- [AVAILABLE DATA]
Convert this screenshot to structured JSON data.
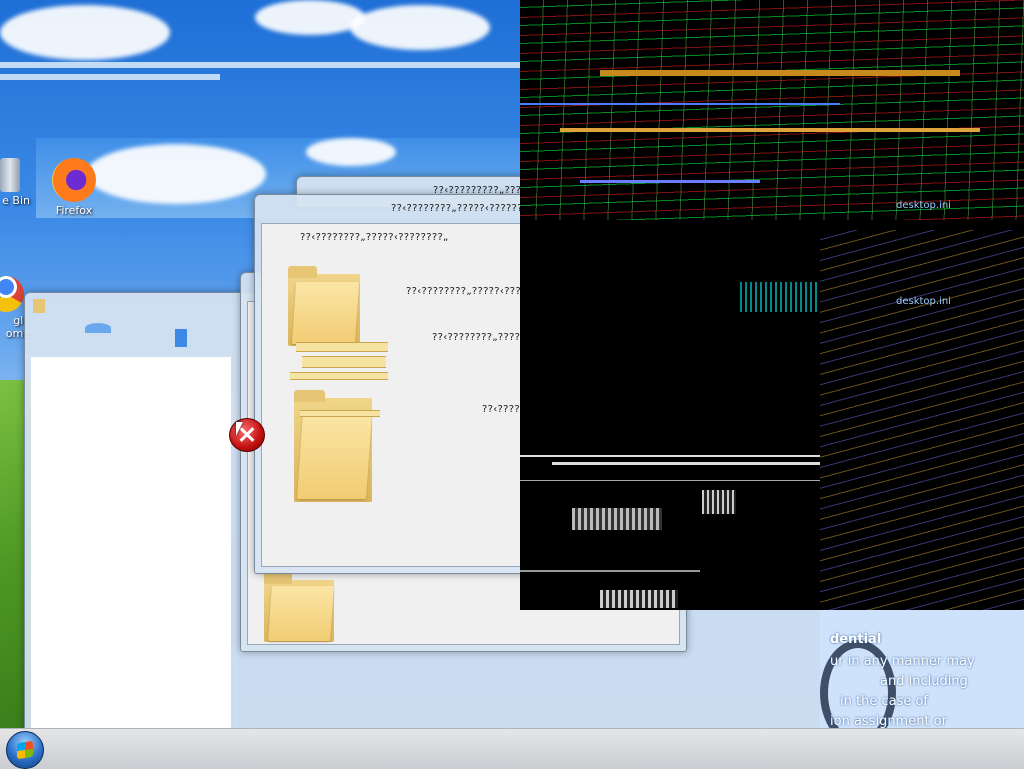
{
  "desktop": {
    "icons": [
      {
        "id": "recycle-bin",
        "label": "e Bin",
        "icon": "recycle-bin-icon"
      },
      {
        "id": "firefox",
        "label": "Firefox",
        "icon": "firefox-icon"
      },
      {
        "id": "chrome",
        "label": "gle",
        "label2": "ome",
        "icon": "chrome-icon"
      }
    ]
  },
  "windows": {
    "back_title": "??‹?????????„?????‹?????????",
    "front_title": "??‹????????„?????‹????????„",
    "dialog_lines": [
      "??‹????????„?????‹????????„",
      "??‹????????„?????‹????????„",
      "??‹????????„?????‹????????„",
      "??‹????????„?????‹????????„"
    ]
  },
  "glitch_labels": {
    "a": "desktop.ini",
    "b": "desktop.ini"
  },
  "confidential": {
    "title": "dential",
    "lines": [
      "ur in any manner may",
      "and including",
      "in the case of",
      "ion assignment or"
    ]
  },
  "taskbar": {
    "start_icon": "windows-start-orb"
  },
  "colors": {
    "accent": "#2a6fc9",
    "error": "#c01010",
    "folder": "#f1cc73"
  }
}
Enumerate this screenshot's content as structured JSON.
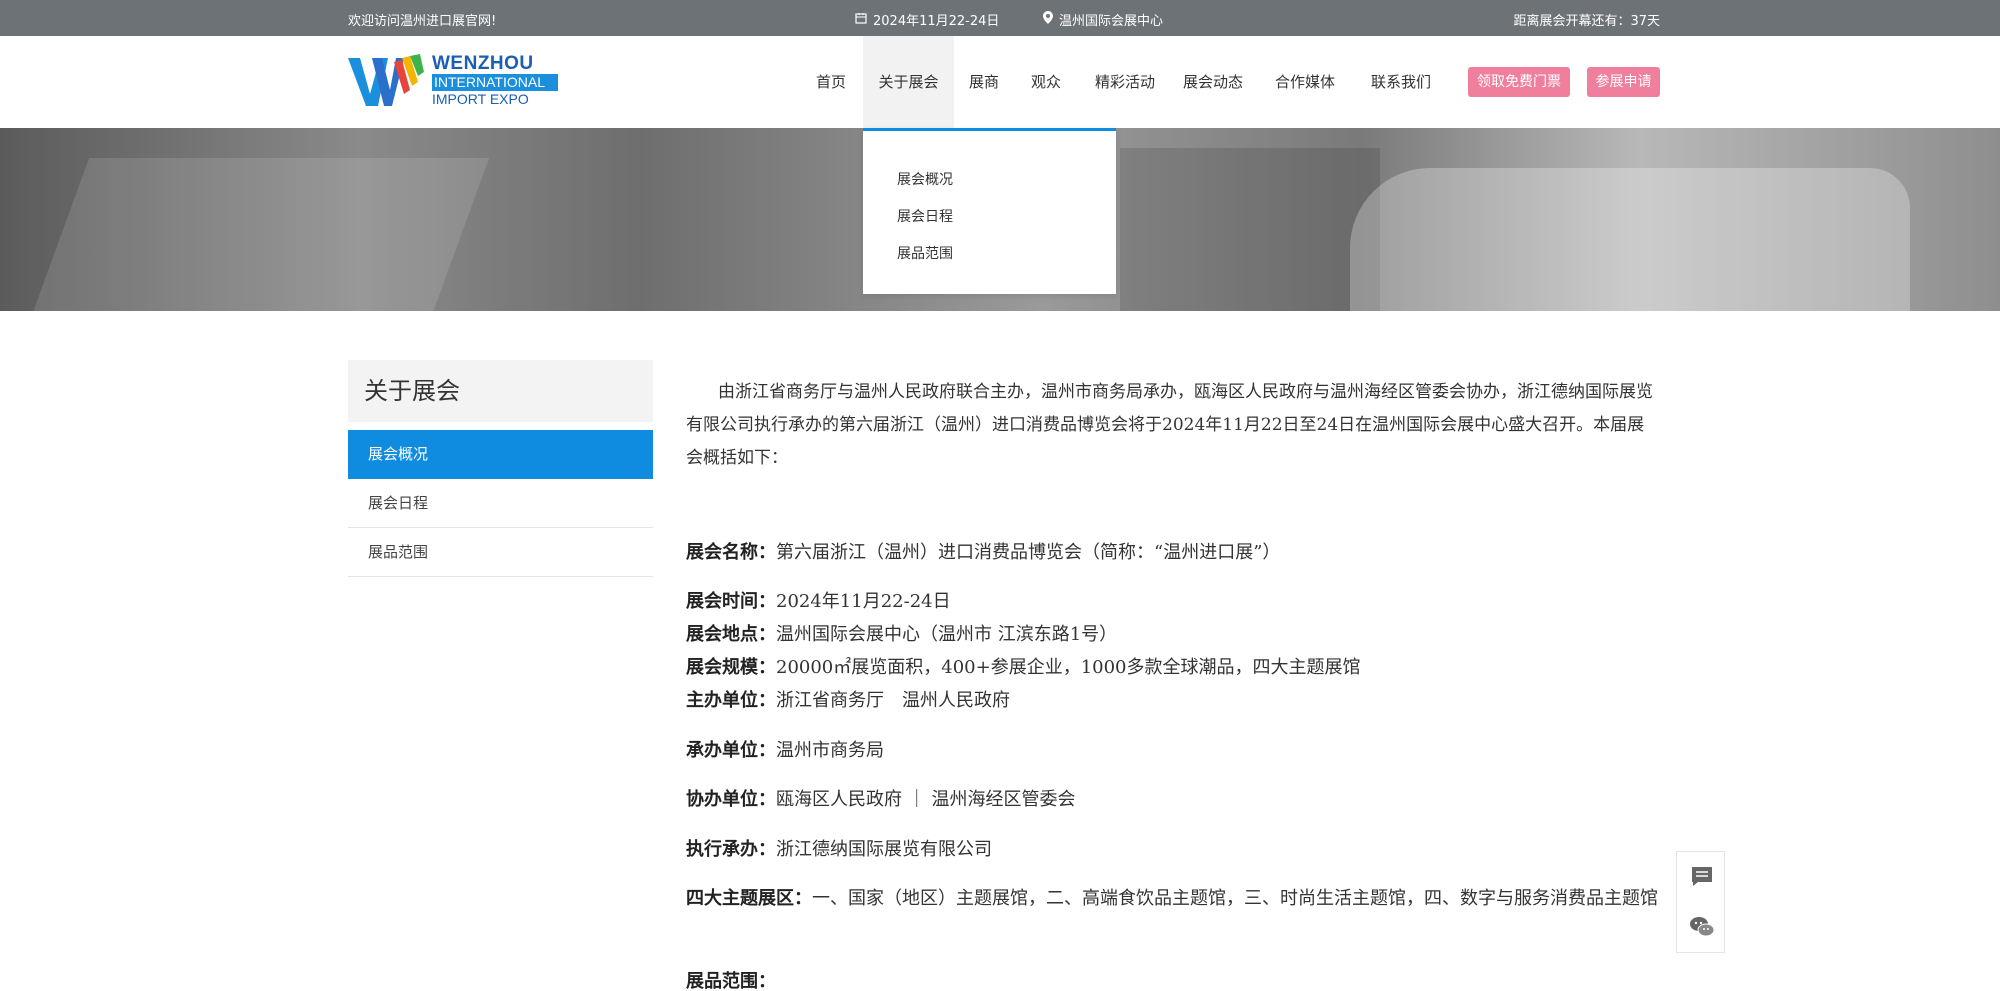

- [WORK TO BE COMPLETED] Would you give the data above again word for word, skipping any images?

- [COMPLETED EXERCISE]
Convert this screenshot to structured JSON data.
{
  "desktop": {
    "icons": [
      {
        "id": "recycle-bin",
        "label": "e Bin",
        "icon": "recycle-bin-icon"
      },
      {
        "id": "firefox",
        "label": "Firefox",
        "icon": "firefox-icon"
      },
      {
        "id": "chrome",
        "label": "gle",
        "label2": "ome",
        "icon": "chrome-icon"
      }
    ]
  },
  "windows": {
    "back_title": "??‹?????????„?????‹?????????",
    "front_title": "??‹????????„?????‹????????„",
    "dialog_lines": [
      "??‹????????„?????‹????????„",
      "??‹????????„?????‹????????„",
      "??‹????????„?????‹????????„",
      "??‹????????„?????‹????????„"
    ]
  },
  "glitch_labels": {
    "a": "desktop.ini",
    "b": "desktop.ini"
  },
  "confidential": {
    "title": "dential",
    "lines": [
      "ur in any manner may",
      "and including",
      "in the case of",
      "ion assignment or"
    ]
  },
  "taskbar": {
    "start_icon": "windows-start-orb"
  },
  "colors": {
    "accent": "#2a6fc9",
    "error": "#c01010",
    "folder": "#f1cc73"
  }
}
Enumerate this screenshot's content as structured JSON.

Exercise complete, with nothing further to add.